Most people recognize that the internet, smart phones, and social media have changed the very nature of photography. Photos are made, distributed, and seen in ways that were virtually unimaginable 10 or 15 years ago. Photos about every conceivable topic, from science and politics to celebrities and kittens, are made and are almost instantly viewed by more people, in more places, than ever before.
Few people understand, however, that the internet, smart phones, and social media have also transformed how photographs -- even very old photographs -- are stored, retrieved, and analyzed. These photographs open windows on the past. They allow us to see history and to understand it in new and exciting ways.
Students in Seeing History will use online photo archives to explore topics in twentieth-century history. Because the archives are both local and international, students will be able to use photography to research subjects almost anywhere, from Charlottesville, Virginia, to Johannesburg, South Africa.

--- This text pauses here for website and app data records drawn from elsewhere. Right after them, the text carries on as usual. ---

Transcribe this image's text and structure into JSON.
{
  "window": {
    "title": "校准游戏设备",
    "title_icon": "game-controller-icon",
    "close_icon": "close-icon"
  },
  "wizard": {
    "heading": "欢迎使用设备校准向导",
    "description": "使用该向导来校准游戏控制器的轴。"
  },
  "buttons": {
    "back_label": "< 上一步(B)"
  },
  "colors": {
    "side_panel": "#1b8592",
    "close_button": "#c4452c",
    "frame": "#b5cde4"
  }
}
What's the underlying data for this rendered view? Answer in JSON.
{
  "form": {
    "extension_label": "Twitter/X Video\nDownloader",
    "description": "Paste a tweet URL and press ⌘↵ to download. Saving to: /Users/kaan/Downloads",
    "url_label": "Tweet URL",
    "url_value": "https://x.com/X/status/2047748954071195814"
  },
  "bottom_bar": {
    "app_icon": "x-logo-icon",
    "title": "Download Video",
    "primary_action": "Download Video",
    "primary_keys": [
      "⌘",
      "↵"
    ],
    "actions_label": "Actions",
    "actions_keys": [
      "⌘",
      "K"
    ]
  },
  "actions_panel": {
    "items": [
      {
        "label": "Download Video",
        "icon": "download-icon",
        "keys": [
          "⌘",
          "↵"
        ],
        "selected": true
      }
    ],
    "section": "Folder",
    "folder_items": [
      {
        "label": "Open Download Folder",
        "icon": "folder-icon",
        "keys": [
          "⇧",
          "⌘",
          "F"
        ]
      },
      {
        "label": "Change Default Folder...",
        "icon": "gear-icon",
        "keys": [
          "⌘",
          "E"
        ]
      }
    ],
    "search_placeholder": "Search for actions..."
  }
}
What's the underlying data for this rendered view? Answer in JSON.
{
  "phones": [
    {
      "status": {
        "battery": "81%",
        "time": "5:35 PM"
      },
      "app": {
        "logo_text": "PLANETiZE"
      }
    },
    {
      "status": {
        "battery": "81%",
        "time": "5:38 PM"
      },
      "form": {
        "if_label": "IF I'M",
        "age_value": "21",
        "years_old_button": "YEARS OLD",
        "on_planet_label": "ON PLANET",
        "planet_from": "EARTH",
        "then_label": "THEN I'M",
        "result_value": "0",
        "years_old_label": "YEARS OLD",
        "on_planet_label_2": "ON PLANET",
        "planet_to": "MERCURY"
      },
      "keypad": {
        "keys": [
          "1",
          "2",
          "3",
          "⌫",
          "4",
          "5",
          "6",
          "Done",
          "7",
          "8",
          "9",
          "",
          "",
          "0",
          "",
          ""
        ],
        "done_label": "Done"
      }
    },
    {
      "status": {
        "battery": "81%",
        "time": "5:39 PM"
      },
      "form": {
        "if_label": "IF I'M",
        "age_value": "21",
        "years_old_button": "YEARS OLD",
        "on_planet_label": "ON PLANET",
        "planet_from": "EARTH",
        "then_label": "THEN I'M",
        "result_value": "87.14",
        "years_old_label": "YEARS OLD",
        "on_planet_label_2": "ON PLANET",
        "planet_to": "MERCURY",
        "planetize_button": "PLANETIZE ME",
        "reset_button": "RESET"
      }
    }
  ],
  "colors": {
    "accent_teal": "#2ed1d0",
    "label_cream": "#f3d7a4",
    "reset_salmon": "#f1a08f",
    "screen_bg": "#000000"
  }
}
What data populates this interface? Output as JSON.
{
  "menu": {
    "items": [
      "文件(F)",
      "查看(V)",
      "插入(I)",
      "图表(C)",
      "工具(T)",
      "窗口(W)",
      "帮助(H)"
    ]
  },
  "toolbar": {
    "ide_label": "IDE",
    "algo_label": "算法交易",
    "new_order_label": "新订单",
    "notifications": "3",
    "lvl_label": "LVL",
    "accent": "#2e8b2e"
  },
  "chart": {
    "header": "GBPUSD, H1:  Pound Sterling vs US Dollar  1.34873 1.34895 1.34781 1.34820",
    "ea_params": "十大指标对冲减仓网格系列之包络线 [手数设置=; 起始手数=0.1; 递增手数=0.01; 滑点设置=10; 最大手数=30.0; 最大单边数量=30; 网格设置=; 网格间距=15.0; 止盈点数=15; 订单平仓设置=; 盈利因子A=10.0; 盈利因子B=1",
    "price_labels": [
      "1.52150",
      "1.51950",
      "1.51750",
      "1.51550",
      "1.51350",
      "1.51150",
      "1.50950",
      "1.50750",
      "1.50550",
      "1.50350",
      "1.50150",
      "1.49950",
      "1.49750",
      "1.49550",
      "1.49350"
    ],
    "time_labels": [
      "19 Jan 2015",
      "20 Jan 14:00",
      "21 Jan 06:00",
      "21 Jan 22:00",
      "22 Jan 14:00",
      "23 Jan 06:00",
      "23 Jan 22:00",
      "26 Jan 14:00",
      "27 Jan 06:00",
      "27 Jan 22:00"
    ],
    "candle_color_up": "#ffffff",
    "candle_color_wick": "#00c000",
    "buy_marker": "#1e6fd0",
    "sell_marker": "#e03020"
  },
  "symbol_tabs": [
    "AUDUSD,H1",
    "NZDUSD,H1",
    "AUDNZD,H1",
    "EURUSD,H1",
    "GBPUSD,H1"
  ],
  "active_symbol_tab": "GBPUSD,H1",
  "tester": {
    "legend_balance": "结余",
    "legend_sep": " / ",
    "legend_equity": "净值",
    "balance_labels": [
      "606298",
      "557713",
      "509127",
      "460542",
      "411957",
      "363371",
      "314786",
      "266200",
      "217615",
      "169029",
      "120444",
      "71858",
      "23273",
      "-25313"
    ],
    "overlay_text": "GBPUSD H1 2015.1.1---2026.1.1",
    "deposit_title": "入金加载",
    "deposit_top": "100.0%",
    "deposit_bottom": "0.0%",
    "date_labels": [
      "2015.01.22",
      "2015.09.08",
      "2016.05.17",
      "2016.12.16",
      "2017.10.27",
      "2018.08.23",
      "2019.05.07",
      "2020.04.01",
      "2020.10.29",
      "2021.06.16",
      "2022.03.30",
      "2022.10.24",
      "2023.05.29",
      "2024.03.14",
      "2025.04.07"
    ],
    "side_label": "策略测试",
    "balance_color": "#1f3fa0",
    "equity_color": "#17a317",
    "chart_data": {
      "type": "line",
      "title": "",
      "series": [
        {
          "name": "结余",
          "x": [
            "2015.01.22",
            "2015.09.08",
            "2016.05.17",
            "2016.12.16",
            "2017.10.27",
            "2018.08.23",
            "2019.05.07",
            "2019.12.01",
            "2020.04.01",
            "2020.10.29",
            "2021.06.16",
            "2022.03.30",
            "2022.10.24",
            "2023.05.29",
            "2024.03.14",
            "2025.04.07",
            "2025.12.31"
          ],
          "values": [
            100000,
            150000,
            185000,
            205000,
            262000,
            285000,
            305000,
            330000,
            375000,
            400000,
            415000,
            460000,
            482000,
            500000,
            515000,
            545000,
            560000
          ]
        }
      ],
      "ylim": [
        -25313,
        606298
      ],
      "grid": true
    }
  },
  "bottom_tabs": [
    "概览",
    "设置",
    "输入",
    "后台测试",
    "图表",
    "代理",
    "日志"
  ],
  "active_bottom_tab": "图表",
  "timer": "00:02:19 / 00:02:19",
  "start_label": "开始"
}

In this course, we will look at photography from all over the world. We will read about the history of photography and about how photography can be used to understand the past. And with the guidance of the instructor, each student will carry out an original research project that will lead to a written essay and a web-based presentation. (The web presentation may be public or private.)